### WHAT NEEDS TO BE DONE
Every line holding the string "Houzez" should be copied out of the listing.

### THE RECORDS
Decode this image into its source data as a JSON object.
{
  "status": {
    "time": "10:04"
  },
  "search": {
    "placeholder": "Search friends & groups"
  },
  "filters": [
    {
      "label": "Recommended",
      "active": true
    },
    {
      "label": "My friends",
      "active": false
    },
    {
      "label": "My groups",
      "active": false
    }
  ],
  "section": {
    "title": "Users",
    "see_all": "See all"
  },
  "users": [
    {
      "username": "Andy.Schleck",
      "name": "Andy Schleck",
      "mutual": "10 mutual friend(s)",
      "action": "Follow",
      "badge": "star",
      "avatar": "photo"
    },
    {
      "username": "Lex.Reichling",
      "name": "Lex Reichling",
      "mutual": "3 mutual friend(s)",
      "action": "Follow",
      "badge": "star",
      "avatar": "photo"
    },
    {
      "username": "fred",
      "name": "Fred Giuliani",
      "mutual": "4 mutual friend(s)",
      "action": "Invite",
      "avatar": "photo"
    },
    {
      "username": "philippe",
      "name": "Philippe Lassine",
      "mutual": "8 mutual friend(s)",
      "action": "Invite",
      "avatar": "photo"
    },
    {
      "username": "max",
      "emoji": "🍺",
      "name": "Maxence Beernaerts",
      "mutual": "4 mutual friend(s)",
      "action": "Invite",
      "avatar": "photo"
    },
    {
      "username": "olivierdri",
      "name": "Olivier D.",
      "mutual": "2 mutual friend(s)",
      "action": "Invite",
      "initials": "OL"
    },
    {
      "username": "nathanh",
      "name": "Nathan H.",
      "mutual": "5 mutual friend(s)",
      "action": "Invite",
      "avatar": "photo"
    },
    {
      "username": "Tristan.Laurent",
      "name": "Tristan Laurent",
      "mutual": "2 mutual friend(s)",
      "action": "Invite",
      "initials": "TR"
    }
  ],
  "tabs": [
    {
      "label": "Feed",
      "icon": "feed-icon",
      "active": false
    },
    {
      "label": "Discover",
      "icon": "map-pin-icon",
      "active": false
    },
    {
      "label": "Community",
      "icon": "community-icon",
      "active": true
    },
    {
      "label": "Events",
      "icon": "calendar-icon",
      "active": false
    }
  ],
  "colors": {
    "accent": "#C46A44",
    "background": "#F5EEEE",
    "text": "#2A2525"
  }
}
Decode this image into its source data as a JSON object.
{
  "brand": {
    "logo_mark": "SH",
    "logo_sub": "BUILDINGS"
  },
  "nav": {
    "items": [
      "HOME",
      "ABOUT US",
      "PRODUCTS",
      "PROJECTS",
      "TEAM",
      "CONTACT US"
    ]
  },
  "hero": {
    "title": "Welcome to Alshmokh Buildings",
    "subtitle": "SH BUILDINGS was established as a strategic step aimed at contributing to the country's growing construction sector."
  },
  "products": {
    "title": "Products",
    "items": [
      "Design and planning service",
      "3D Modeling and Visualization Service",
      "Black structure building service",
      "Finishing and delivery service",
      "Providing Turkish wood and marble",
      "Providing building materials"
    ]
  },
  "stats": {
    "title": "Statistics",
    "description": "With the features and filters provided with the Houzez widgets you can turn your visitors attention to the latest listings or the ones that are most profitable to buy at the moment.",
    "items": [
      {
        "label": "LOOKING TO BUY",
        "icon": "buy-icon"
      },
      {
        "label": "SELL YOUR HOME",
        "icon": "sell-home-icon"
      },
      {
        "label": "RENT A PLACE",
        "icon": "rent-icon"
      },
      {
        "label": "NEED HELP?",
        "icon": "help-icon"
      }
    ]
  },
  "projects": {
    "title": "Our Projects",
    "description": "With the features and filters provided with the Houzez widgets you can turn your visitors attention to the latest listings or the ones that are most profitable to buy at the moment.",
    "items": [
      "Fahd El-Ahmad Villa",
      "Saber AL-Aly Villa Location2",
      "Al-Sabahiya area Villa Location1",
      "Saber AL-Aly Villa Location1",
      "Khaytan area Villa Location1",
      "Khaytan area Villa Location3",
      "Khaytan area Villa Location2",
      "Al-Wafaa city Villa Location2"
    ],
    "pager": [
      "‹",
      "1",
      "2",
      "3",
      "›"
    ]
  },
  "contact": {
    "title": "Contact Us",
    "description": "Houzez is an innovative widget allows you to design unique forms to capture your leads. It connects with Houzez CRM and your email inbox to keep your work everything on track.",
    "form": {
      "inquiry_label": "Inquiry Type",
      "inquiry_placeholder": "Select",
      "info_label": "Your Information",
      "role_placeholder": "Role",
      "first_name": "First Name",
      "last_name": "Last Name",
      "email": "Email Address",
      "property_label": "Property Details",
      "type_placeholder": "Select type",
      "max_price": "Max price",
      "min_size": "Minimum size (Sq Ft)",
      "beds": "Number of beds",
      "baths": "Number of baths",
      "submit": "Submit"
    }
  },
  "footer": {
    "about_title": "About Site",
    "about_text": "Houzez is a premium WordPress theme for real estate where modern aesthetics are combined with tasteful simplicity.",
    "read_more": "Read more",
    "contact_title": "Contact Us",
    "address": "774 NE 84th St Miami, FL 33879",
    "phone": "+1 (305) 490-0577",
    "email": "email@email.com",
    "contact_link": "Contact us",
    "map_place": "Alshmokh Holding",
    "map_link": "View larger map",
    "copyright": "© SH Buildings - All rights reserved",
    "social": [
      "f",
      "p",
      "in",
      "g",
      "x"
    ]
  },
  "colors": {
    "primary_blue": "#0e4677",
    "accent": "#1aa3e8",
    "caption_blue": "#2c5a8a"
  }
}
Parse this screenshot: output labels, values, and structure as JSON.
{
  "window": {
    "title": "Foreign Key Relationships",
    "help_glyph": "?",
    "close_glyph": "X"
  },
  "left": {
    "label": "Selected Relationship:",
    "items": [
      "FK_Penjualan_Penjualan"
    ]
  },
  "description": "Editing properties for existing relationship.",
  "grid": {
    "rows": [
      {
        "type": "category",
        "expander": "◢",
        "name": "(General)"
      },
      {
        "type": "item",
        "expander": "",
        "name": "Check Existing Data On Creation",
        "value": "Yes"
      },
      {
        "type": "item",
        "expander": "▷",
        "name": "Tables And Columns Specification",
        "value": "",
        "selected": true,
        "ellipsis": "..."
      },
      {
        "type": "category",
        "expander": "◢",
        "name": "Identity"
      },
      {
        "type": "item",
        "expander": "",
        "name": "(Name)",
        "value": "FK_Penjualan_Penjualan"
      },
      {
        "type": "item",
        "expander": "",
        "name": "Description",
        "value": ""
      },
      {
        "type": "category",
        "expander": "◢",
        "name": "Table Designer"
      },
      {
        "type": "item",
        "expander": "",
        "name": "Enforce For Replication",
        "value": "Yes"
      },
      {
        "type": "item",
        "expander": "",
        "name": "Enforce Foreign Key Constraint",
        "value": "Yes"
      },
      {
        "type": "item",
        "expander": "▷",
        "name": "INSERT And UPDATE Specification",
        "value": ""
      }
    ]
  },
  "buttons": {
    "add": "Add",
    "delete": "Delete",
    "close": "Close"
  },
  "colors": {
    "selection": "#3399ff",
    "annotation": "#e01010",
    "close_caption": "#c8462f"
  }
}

### EXERCISE OUTPUT
    "description": "With the features and filters provided with the Houzez widgets you can turn your visitors attention to the latest listings or the ones that are most profitable to buy at the moment.",
    "description": "With the features and filters provided with the Houzez widgets you can turn your visitors attention to the latest listings or the ones that are most profitable to buy at the moment.",
    "description": "Houzez is an innovative widget allows you to design unique forms to capture your leads. It connects with Houzez CRM and your email inbox to keep your work everything on track.",
    "about_text": "Houzez is a premium WordPress theme for real estate where modern aesthetics are combined with tasteful simplicity.",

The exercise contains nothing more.